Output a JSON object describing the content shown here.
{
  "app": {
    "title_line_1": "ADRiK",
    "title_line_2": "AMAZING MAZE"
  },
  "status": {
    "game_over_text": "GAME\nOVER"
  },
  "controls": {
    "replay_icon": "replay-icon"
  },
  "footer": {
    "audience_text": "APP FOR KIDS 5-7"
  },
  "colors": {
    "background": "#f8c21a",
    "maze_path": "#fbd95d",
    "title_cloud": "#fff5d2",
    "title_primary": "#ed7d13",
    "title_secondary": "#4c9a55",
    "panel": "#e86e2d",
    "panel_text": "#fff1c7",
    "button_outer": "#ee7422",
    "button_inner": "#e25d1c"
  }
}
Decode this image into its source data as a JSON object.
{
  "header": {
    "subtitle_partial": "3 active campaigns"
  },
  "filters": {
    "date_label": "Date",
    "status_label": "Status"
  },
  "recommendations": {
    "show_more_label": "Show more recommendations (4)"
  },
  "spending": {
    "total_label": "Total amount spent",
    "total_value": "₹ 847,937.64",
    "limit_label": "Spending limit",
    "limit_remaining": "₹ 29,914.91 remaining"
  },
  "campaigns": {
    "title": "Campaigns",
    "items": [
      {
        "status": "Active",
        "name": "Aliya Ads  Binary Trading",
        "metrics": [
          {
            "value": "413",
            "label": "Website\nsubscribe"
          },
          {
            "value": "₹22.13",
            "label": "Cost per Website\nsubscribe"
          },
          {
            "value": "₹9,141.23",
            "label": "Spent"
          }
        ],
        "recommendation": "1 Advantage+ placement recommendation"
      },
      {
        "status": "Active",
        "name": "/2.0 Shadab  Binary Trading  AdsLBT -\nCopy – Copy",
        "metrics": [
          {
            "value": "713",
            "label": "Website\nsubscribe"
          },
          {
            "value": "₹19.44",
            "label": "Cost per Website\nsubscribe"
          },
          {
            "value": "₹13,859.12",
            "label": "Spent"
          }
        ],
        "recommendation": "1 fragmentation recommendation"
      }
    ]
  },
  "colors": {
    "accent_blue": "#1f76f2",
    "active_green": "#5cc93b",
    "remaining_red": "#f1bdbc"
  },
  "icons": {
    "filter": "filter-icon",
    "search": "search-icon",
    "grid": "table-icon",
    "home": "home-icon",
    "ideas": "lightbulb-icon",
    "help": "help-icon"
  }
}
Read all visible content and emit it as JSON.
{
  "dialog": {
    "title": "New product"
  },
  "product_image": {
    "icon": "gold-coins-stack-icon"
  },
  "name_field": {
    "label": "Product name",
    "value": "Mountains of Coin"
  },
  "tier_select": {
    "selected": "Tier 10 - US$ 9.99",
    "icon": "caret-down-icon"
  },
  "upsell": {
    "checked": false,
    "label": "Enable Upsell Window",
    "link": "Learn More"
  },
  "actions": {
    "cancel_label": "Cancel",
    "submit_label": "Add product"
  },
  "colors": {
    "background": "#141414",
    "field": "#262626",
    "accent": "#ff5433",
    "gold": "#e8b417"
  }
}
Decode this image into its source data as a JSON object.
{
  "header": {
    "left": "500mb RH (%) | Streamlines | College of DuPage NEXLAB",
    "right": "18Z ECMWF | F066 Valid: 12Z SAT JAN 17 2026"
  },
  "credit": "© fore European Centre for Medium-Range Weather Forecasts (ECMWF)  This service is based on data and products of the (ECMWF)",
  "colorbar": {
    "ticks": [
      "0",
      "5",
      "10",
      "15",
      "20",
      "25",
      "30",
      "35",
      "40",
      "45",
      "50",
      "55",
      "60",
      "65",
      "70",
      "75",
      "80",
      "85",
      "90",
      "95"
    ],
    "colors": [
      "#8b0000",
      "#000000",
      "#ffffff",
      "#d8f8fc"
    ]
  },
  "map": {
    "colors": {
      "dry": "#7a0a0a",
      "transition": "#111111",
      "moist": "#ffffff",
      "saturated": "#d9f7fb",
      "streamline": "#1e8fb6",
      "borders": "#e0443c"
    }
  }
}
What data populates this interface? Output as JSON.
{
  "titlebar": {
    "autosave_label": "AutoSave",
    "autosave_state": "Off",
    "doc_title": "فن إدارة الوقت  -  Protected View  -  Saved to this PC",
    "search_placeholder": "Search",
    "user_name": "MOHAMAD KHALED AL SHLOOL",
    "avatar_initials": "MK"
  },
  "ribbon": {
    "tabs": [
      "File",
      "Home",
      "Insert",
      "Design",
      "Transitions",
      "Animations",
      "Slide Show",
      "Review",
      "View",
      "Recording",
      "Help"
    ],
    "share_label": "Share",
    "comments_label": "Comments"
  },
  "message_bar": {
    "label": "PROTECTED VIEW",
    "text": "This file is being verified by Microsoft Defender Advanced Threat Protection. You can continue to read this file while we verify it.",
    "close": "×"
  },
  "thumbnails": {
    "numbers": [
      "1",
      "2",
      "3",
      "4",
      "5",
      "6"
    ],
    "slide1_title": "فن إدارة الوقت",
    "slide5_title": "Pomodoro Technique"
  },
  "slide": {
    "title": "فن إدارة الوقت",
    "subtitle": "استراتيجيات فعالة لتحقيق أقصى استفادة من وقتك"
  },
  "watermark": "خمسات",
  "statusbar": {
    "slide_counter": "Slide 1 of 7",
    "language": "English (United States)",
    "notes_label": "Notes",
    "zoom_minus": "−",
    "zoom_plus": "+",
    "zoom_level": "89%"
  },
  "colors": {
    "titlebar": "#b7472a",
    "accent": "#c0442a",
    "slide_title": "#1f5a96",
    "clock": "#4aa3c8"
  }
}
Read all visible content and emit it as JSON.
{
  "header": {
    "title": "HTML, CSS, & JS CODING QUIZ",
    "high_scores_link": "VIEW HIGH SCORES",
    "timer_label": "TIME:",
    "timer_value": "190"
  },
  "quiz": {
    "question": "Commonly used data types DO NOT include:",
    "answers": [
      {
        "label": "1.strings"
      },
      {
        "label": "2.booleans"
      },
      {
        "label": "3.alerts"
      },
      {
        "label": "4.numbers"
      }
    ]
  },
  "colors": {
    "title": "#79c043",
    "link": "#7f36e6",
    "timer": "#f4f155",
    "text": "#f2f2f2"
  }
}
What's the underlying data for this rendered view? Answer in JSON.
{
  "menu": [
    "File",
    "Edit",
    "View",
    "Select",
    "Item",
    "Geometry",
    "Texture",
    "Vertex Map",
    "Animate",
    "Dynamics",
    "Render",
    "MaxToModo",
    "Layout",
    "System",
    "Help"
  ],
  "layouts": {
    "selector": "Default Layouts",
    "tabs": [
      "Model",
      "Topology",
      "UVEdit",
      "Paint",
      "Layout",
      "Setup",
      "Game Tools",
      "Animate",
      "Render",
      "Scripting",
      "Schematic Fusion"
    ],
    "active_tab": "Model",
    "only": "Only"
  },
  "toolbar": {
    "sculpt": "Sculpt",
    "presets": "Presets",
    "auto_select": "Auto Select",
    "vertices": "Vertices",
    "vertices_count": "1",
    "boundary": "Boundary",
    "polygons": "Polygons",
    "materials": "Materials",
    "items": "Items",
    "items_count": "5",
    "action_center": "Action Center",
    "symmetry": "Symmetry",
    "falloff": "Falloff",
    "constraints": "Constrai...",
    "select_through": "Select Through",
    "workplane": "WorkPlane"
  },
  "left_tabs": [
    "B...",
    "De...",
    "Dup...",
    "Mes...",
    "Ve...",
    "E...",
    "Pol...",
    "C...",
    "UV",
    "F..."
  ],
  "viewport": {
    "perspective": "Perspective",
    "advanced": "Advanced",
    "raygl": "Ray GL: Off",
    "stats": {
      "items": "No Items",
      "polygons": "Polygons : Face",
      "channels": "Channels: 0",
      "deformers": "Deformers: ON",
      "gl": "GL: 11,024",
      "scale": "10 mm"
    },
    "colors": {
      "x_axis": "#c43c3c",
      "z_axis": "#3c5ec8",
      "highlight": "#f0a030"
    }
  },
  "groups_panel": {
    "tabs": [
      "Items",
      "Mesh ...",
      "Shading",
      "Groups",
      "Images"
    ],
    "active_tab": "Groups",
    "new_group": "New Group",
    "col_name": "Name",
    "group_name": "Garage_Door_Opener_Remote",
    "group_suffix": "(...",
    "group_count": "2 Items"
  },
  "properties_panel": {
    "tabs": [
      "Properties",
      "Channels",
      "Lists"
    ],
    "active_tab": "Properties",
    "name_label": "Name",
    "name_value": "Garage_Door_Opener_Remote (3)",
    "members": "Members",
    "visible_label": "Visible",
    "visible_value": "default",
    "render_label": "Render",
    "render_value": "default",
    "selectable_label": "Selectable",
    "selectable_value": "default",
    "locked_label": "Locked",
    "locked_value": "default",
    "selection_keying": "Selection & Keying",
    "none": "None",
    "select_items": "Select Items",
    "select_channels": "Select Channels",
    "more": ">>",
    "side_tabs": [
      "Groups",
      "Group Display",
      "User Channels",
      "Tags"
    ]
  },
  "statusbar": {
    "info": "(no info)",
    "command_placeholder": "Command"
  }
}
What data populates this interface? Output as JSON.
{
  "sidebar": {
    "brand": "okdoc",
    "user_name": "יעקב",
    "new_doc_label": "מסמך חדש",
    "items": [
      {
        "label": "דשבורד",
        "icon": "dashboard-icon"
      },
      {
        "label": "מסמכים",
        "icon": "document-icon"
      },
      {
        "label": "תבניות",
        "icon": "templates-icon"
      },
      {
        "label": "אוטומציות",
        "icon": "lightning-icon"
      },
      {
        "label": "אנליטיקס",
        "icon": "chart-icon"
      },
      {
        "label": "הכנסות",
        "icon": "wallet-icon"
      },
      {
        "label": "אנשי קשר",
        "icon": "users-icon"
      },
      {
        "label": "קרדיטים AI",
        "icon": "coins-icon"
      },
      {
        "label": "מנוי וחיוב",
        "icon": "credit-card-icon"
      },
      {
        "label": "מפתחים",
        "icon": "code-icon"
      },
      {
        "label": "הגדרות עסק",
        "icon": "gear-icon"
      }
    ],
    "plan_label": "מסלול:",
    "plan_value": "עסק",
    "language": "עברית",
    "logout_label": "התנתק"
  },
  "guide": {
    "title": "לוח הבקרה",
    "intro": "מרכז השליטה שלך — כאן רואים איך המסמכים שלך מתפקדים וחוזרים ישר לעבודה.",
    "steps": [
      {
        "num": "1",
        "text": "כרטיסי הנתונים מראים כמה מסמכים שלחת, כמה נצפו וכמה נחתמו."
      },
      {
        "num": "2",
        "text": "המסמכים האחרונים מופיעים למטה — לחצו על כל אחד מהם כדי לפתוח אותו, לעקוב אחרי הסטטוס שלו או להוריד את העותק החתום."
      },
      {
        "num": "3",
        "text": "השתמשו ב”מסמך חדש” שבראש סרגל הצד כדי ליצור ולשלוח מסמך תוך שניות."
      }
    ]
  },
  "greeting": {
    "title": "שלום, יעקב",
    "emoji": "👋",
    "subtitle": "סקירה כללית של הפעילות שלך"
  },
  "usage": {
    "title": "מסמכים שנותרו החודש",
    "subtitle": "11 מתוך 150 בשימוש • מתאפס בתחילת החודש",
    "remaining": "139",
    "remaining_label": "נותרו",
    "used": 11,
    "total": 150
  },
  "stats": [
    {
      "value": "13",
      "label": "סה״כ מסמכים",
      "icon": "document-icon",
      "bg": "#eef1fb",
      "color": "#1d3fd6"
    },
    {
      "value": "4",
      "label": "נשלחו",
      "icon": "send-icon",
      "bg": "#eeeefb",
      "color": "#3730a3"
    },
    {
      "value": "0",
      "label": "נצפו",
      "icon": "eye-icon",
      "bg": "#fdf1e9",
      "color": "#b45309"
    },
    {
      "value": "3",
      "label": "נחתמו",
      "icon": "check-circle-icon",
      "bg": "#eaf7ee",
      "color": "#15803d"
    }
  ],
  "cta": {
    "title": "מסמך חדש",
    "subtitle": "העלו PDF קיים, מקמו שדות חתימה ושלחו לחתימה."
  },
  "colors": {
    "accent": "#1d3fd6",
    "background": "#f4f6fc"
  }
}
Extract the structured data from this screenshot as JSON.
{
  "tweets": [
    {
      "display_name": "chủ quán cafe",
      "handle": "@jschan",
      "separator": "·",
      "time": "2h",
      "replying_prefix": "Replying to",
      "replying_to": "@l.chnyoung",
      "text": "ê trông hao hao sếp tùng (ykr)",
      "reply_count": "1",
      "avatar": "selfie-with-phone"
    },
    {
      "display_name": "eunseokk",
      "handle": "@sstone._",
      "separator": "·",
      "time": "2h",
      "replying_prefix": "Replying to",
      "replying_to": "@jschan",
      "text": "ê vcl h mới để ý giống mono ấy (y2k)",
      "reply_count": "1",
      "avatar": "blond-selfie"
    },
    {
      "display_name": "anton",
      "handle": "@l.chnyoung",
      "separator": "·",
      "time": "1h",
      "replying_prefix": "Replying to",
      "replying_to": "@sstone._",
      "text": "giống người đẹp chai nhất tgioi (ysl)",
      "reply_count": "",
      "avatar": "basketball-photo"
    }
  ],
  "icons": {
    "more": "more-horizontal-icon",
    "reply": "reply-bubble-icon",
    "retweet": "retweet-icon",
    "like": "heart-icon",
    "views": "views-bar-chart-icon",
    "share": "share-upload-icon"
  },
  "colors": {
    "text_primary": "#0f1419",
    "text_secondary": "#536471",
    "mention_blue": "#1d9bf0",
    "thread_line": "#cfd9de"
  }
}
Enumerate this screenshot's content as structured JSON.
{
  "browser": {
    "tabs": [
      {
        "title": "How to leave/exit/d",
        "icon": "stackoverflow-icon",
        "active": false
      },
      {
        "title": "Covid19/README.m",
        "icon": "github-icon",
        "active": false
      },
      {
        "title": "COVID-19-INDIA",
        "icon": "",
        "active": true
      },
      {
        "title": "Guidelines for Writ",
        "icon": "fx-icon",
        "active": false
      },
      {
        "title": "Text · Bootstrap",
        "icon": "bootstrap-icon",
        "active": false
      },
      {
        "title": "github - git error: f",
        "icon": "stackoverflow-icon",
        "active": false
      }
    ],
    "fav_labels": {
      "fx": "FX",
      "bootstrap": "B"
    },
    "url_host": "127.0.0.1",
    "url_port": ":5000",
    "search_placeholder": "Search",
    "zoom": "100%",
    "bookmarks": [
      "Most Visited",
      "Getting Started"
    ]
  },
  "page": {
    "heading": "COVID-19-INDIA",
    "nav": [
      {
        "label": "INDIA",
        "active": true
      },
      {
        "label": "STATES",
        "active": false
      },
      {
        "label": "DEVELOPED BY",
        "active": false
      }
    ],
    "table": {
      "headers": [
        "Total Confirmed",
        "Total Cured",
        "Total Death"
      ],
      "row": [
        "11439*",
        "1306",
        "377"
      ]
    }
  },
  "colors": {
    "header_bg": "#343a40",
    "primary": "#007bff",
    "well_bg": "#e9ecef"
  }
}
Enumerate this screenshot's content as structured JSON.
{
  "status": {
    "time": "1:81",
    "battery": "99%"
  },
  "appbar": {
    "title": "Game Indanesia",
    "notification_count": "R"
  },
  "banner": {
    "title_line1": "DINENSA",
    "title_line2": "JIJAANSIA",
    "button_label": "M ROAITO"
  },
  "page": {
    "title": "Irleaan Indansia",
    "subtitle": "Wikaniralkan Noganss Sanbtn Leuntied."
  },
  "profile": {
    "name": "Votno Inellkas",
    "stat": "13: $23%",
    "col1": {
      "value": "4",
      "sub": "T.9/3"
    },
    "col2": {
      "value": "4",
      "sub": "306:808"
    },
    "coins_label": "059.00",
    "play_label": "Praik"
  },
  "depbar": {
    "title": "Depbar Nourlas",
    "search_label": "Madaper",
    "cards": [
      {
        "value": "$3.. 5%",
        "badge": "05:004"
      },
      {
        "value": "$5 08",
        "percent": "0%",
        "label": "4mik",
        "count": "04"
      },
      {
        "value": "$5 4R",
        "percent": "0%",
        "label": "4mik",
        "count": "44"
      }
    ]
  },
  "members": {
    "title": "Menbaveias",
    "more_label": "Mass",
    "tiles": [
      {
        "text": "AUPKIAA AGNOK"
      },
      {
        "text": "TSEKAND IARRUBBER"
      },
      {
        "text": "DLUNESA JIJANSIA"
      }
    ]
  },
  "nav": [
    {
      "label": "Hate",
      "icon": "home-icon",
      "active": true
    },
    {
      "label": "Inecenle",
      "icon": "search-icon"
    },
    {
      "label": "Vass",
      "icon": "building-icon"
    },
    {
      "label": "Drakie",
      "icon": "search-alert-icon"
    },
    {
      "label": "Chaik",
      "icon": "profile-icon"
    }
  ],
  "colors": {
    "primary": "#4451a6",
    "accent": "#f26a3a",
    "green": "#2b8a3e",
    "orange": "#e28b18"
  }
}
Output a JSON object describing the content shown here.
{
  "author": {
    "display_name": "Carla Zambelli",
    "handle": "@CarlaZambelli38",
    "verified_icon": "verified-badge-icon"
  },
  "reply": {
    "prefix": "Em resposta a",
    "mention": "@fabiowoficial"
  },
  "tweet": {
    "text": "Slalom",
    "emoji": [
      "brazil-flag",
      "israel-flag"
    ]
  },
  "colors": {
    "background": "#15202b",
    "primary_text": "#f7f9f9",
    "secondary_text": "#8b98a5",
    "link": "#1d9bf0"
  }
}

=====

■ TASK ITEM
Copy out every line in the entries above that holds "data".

■ RESULT
Decode this image into its source data as a JSON object.
Decode this image into its source data as a JSON object.
  "credit": "© fore European Centre for Medium-Range Weather Forecasts (ECMWF)  This service is based on data and products of the (ECMWF)",
What data populates this interface? Output as JSON.
    "question": "Commonly used data types DO NOT include:",
What's the underlying data for this rendered view? Answer in JSON.
What data populates this interface? Output as JSON.
Extract the structured data from this screenshot as JSON.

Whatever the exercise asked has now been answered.